## DATASET ENTRIES
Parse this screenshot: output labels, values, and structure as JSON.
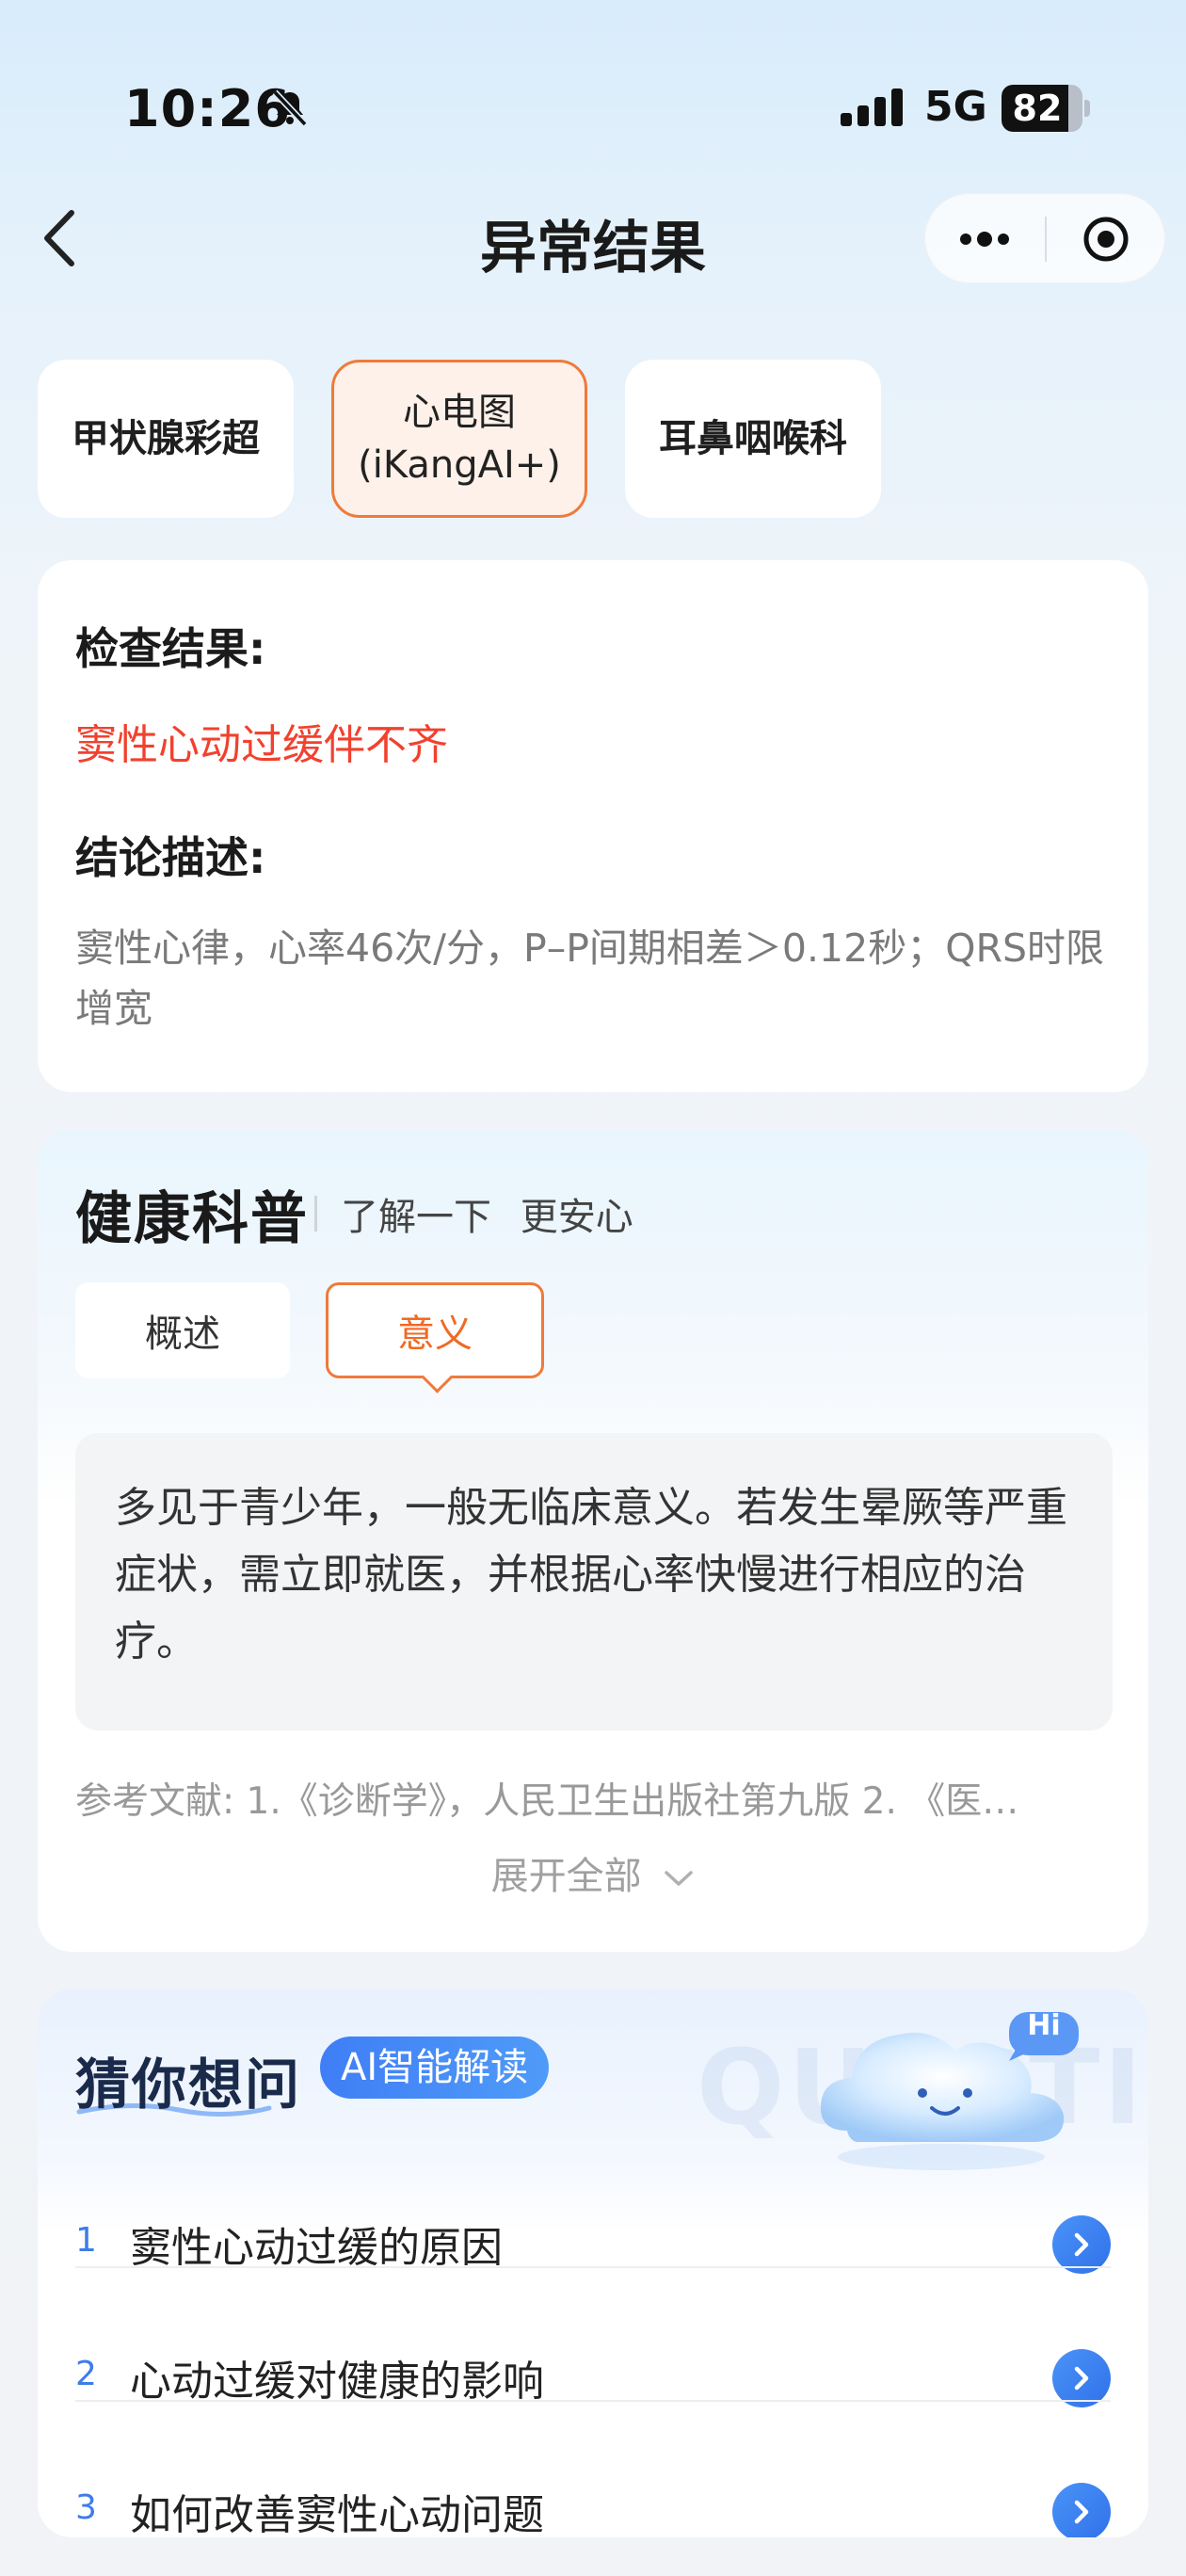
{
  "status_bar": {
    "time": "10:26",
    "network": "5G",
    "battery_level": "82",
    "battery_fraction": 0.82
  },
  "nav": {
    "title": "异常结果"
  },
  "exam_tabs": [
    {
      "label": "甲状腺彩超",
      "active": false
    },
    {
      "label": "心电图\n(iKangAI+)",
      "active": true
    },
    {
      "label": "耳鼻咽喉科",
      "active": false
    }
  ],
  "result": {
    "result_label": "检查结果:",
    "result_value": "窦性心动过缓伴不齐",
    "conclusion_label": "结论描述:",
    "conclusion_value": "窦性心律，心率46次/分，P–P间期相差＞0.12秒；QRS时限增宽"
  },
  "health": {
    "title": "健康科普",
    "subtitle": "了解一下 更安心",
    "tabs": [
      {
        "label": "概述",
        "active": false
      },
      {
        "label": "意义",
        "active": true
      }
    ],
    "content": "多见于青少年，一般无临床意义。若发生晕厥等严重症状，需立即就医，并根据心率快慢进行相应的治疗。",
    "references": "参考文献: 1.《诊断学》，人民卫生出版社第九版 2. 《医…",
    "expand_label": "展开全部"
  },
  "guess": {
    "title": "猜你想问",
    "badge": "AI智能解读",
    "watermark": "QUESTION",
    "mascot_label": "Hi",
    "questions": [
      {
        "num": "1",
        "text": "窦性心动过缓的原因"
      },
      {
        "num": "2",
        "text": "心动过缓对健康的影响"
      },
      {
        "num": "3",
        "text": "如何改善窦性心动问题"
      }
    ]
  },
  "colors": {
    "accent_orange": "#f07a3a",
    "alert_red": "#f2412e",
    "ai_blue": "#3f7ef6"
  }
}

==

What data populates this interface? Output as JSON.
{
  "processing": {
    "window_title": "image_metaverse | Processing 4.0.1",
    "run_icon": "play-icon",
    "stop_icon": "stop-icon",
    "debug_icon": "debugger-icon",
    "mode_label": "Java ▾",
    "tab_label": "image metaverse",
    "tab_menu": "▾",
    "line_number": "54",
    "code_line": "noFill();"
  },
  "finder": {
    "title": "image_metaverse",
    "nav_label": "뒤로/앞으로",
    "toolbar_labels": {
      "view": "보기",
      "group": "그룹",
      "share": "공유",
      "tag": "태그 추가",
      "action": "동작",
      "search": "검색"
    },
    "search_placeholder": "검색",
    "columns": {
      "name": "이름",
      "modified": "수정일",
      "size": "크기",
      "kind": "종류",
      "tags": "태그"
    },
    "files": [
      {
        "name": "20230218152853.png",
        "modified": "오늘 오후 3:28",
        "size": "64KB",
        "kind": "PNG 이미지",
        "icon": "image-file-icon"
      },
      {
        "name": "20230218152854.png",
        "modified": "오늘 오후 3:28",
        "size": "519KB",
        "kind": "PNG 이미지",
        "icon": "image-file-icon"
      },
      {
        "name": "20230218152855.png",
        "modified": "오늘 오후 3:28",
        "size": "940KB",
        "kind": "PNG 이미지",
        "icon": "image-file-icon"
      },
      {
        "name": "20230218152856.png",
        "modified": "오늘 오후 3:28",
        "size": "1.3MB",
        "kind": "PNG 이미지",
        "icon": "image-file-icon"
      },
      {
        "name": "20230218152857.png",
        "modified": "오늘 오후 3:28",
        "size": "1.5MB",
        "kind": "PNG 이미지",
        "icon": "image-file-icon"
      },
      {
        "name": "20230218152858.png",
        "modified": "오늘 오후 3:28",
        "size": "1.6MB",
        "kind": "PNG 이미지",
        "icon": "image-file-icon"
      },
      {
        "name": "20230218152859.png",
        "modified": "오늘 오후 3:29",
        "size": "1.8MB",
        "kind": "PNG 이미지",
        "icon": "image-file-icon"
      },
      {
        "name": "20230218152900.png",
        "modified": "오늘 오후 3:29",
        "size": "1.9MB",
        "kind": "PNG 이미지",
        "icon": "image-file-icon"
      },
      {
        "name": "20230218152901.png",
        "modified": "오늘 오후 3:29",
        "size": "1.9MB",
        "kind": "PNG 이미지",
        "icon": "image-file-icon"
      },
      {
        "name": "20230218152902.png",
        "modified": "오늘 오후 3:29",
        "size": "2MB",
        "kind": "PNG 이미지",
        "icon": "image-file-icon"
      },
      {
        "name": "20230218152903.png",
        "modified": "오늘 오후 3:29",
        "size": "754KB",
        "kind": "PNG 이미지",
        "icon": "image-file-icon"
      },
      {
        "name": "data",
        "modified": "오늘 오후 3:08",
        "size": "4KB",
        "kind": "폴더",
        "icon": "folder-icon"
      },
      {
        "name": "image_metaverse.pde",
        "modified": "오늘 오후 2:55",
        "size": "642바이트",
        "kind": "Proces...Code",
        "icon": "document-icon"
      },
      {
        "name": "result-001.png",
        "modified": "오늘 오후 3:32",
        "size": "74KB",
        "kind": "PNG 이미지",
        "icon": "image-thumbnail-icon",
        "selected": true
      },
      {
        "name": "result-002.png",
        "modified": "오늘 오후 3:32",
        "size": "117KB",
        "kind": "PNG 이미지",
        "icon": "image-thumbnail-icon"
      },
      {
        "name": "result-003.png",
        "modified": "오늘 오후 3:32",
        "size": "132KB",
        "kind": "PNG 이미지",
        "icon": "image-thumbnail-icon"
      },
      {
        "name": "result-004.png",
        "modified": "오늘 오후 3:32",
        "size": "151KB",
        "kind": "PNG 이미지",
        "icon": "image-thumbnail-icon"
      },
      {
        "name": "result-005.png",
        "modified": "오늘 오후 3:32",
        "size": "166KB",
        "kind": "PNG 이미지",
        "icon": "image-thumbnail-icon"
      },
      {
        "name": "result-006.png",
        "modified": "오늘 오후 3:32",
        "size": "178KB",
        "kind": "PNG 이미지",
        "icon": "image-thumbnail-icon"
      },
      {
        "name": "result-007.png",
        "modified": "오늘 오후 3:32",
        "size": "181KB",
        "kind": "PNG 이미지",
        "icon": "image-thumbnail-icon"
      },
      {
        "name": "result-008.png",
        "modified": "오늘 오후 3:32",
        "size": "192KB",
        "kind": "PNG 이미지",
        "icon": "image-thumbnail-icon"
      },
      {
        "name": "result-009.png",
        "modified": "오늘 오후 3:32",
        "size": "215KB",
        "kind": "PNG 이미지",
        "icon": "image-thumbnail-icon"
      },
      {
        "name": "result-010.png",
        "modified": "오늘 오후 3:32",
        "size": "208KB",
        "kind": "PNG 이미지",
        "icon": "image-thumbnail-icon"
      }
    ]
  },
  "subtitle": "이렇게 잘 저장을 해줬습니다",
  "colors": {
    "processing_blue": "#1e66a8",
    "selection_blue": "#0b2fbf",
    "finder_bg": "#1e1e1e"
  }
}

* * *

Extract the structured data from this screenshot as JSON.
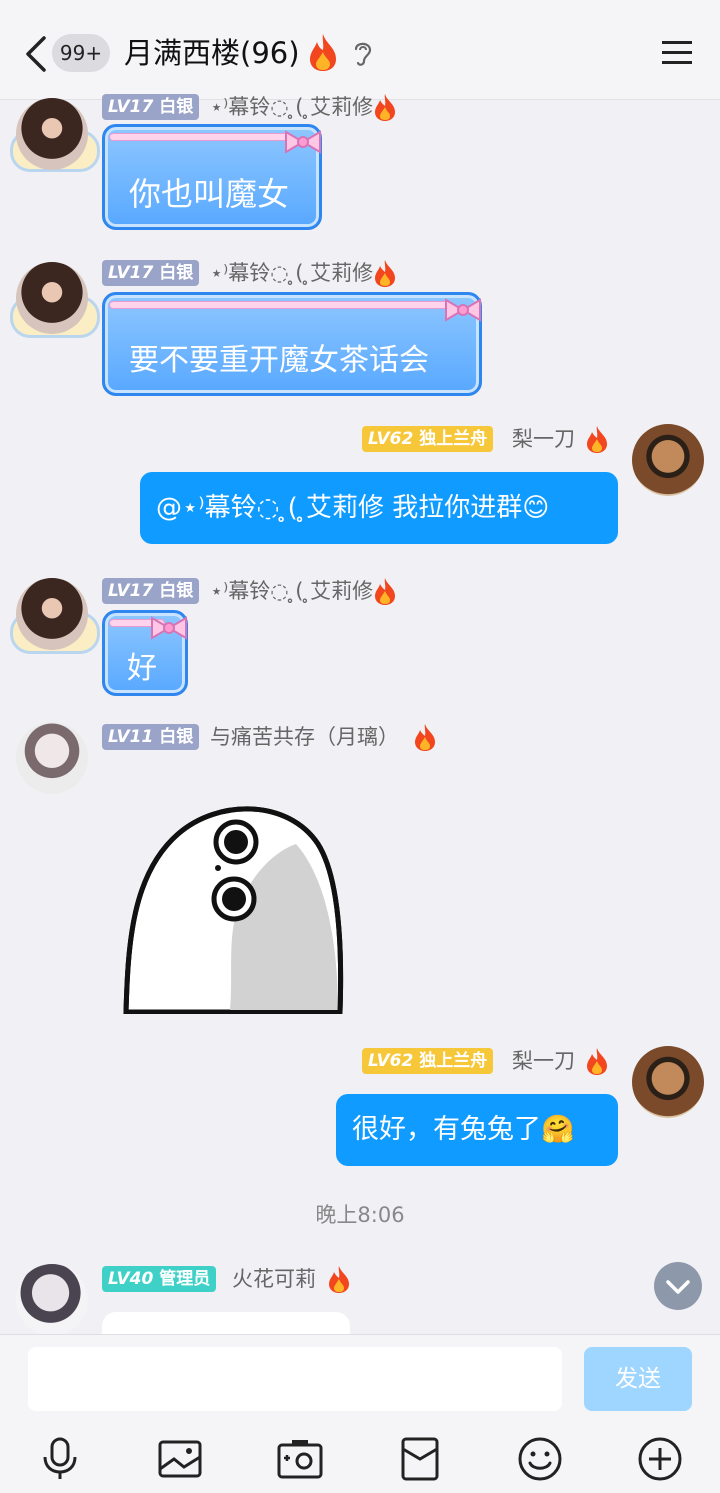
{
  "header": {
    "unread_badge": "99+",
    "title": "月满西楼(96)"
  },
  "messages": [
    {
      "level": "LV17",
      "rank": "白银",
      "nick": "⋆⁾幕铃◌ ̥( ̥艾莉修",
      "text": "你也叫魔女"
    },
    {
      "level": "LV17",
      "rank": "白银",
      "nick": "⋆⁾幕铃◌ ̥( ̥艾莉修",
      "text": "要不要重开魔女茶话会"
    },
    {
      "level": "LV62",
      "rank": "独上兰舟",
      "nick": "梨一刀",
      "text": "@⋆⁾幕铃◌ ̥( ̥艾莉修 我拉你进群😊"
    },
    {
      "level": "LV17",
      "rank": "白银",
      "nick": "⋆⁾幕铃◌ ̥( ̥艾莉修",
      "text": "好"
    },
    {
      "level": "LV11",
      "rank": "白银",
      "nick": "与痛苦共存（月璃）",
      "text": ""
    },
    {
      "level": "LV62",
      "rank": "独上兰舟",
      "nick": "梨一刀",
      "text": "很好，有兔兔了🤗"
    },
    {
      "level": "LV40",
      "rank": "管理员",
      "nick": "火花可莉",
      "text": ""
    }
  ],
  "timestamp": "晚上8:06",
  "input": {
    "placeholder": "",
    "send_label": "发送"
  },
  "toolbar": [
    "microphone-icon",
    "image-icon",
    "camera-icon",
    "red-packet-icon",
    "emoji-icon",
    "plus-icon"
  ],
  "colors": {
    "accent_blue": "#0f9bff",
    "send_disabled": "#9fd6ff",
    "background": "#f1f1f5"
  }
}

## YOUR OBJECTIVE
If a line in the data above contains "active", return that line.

## FINISHED TASK
      "active": false
      "active": true
      "active": false
        "active": false
        "active": true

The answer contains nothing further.